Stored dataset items

________________

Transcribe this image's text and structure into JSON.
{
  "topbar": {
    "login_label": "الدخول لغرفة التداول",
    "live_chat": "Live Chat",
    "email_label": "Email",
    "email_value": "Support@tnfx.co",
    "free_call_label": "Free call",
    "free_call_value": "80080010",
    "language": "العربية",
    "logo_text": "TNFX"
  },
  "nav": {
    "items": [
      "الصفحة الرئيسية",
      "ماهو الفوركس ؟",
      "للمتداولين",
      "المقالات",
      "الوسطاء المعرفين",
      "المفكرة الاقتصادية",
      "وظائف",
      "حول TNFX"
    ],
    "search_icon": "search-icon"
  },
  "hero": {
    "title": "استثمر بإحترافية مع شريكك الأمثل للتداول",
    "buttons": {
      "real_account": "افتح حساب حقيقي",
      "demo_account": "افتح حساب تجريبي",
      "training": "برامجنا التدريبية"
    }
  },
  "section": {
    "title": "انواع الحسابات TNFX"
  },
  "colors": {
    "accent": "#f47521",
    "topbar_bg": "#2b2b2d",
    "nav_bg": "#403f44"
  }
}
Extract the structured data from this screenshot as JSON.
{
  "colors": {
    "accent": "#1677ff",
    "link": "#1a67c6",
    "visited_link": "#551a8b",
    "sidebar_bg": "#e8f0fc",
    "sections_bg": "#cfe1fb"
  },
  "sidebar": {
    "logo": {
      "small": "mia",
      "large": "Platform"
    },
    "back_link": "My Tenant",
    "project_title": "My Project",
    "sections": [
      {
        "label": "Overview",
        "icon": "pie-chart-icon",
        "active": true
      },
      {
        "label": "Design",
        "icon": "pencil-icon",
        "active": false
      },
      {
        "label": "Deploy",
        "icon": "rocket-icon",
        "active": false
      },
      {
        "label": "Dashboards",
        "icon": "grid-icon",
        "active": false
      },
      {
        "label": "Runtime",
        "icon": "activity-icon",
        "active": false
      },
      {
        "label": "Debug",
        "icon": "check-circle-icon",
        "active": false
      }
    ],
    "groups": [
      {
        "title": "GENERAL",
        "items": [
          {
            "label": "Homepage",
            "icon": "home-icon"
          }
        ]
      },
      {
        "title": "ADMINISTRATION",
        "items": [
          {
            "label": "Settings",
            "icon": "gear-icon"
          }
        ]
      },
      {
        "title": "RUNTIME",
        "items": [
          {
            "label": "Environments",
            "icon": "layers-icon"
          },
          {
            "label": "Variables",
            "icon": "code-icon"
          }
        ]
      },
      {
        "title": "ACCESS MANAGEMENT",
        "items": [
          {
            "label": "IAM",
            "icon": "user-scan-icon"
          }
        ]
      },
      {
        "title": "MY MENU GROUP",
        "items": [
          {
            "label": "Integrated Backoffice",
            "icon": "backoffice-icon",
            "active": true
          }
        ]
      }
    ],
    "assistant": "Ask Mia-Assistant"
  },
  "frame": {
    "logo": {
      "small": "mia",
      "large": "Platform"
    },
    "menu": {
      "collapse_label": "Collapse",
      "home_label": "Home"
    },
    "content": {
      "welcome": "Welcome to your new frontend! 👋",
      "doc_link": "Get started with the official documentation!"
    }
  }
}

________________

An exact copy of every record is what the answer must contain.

* FINISHED EXERCISE:
Transcribe this image's text and structure into JSON.
{
  "topbar": {
    "login_label": "الدخول لغرفة التداول",
    "live_chat": "Live Chat",
    "email_label": "Email",
    "email_value": "Support@tnfx.co",
    "free_call_label": "Free call",
    "free_call_value": "80080010",
    "language": "العربية",
    "logo_text": "TNFX"
  },
  "nav": {
    "items": [
      "الصفحة الرئيسية",
      "ماهو الفوركس ؟",
      "للمتداولين",
      "المقالات",
      "الوسطاء المعرفين",
      "المفكرة الاقتصادية",
      "وظائف",
      "حول TNFX"
    ],
    "search_icon": "search-icon"
  },
  "hero": {
    "title": "استثمر بإحترافية مع شريكك الأمثل للتداول",
    "buttons": {
      "real_account": "افتح حساب حقيقي",
      "demo_account": "افتح حساب تجريبي",
      "training": "برامجنا التدريبية"
    }
  },
  "section": {
    "title": "انواع الحسابات TNFX"
  },
  "colors": {
    "accent": "#f47521",
    "topbar_bg": "#2b2b2d",
    "nav_bg": "#403f44"
  }
}
Extract the structured data from this screenshot as JSON.
{
  "colors": {
    "accent": "#1677ff",
    "link": "#1a67c6",
    "visited_link": "#551a8b",
    "sidebar_bg": "#e8f0fc",
    "sections_bg": "#cfe1fb"
  },
  "sidebar": {
    "logo": {
      "small": "mia",
      "large": "Platform"
    },
    "back_link": "My Tenant",
    "project_title": "My Project",
    "sections": [
      {
        "label": "Overview",
        "icon": "pie-chart-icon",
        "active": true
      },
      {
        "label": "Design",
        "icon": "pencil-icon",
        "active": false
      },
      {
        "label": "Deploy",
        "icon": "rocket-icon",
        "active": false
      },
      {
        "label": "Dashboards",
        "icon": "grid-icon",
        "active": false
      },
      {
        "label": "Runtime",
        "icon": "activity-icon",
        "active": false
      },
      {
        "label": "Debug",
        "icon": "check-circle-icon",
        "active": false
      }
    ],
    "groups": [
      {
        "title": "GENERAL",
        "items": [
          {
            "label": "Homepage",
            "icon": "home-icon"
          }
        ]
      },
      {
        "title": "ADMINISTRATION",
        "items": [
          {
            "label": "Settings",
            "icon": "gear-icon"
          }
        ]
      },
      {
        "title": "RUNTIME",
        "items": [
          {
            "label": "Environments",
            "icon": "layers-icon"
          },
          {
            "label": "Variables",
            "icon": "code-icon"
          }
        ]
      },
      {
        "title": "ACCESS MANAGEMENT",
        "items": [
          {
            "label": "IAM",
            "icon": "user-scan-icon"
          }
        ]
      },
      {
        "title": "MY MENU GROUP",
        "items": [
          {
            "label": "Integrated Backoffice",
            "icon": "backoffice-icon",
            "active": true
          }
        ]
      }
    ],
    "assistant": "Ask Mia-Assistant"
  },
  "frame": {
    "logo": {
      "small": "mia",
      "large": "Platform"
    },
    "menu": {
      "collapse_label": "Collapse",
      "home_label": "Home"
    },
    "content": {
      "welcome": "Welcome to your new frontend! 👋",
      "doc_link": "Get started with the official documentation!"
    }
  }
}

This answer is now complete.